Autoimmune Complications Common in Lymphoid, Myeloid Neoplasms, Says Review

The findings come from the group’s review of over 30 years’ worth of research of the presence of autoimmune cytopenias and autoimmune diseases in lymphoid and myeloid neoplasms.

Autoimmune complications occur frequently in both lymphoid and myeloid neoplasms, say researchers, who have also found that the complications are sometimes hard to diagnose and are often severe and life-threatening.

The findings come from the group’s review of over 30 years’ worth of research of the presence of autoimmune cytopenias (AICy) and autoimmune diseases (AID) in lymphoid and myeloid neoplasms.

Complications include not just the well-known complications, such as autoimmune hemolytic anemia (AIHA) and immune thrombocytopenia (ITP), but also the poorly recognized AICy, such as autoimmune neutropenia (AIN) and aplastic anemia (AA), and poorly recognized AID, such as systemic lupus erythematosus and rheumatoid arthritis.

The review showed that nearly 10% of chronic lymphocytic leukemia (CLL) cases are impacted by AICy and are common in certain subtypes of non-Hodgkin lymphoma. Meanwhile, they are uncommon in low-risk myelodysplastic syndrome and chronic myelomonocytic leukemia, present in less than 1% of cases.

“Whilst AIHA and ITP are known complications, the rarer AIN, [pure red cell aplasia], and AA should be considered in the diagnostic algorithm of the cytopenic patient, taking into account bone marrow infiltration and/or peripheral destruction,” wrote the researchers. “Pitfalls for the latter include DAT-negative AIHA and the low sensitivity of anti-platelet and anti-neutrophil autoantibodies, whereas the kinetics of clinical presentation and response to steroid/[intravenous immunoglobulins] may help the diagnosis. CLL/lymphoma-specific therapy is generally required in relapsed/refractory AICy cases or in patients with progressive [lymphoproliferative disorders]-disease.”

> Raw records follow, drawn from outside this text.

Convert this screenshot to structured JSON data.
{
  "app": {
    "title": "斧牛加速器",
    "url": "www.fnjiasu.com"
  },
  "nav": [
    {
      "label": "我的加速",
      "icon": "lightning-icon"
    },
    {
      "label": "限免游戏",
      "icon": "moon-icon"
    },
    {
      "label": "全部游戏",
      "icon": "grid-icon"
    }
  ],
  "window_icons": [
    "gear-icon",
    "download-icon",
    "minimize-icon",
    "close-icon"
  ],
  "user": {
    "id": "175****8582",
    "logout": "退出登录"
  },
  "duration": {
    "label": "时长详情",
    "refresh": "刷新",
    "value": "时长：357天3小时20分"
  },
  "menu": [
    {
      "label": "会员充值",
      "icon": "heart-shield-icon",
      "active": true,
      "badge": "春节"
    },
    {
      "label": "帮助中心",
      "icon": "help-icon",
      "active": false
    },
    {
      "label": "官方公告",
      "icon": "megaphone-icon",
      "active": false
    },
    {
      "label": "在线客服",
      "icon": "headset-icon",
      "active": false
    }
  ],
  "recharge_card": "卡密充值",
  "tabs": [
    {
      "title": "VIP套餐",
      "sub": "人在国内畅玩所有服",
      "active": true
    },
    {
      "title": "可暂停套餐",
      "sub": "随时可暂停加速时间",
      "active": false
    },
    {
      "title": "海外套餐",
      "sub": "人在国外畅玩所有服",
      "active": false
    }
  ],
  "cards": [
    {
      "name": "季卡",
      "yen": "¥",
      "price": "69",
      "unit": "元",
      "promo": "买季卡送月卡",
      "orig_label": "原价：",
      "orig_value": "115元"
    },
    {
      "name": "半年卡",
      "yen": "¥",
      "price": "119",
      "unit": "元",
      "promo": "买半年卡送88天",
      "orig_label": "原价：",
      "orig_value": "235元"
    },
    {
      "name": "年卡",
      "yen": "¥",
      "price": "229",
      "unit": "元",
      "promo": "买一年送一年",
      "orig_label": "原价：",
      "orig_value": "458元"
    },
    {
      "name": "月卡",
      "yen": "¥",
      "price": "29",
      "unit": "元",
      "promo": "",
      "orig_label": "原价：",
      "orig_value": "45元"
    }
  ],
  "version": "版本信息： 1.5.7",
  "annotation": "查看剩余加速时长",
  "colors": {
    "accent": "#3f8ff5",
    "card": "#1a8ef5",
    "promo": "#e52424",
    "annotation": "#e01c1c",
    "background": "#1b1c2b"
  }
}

AID are documented in nearly 1 in 3 lymphoid and myeloid cases, according to the literature, which found that these complications include those that may be severe and fatal.

When it comes to identifying AID, the researchers explained that identifying the complication and determining treatment has proven difficult as a result of their high heterogeneity and variable organ involvement, as well as a lack of specific diagnostic tests and low awareness from hematologists.

“AICy are generally related to LPD activity and may worsen the prognosis of the underlying disease, whereas AID may develop before the hematologic neoplasm or during its course, not clearly affecting its prognosis,” explained the researchers. “Likewise, AID-specific treatment may be required independently from the hematologic therapy. It is even more difficult to attribute a pathogenetic, clinical and prognostic value to the several autoimmune serological positivities reported in hematologic neoplasms, as they are not predictive of overt AICy/AID.”

The researchers also drew attention to emerging autoimmune complications, such as AICy in hematopoietic stem cell transplant and in the context of chimeric antigen receptor-T cell treatment, as well as AID during treatment with checkpoint inhibutors.

Reference

Barcellini W, Giannotta J, Fattizzo B. Autoimmune complications in hematologic neoplasms. Cancers. 2021;13(7):1532.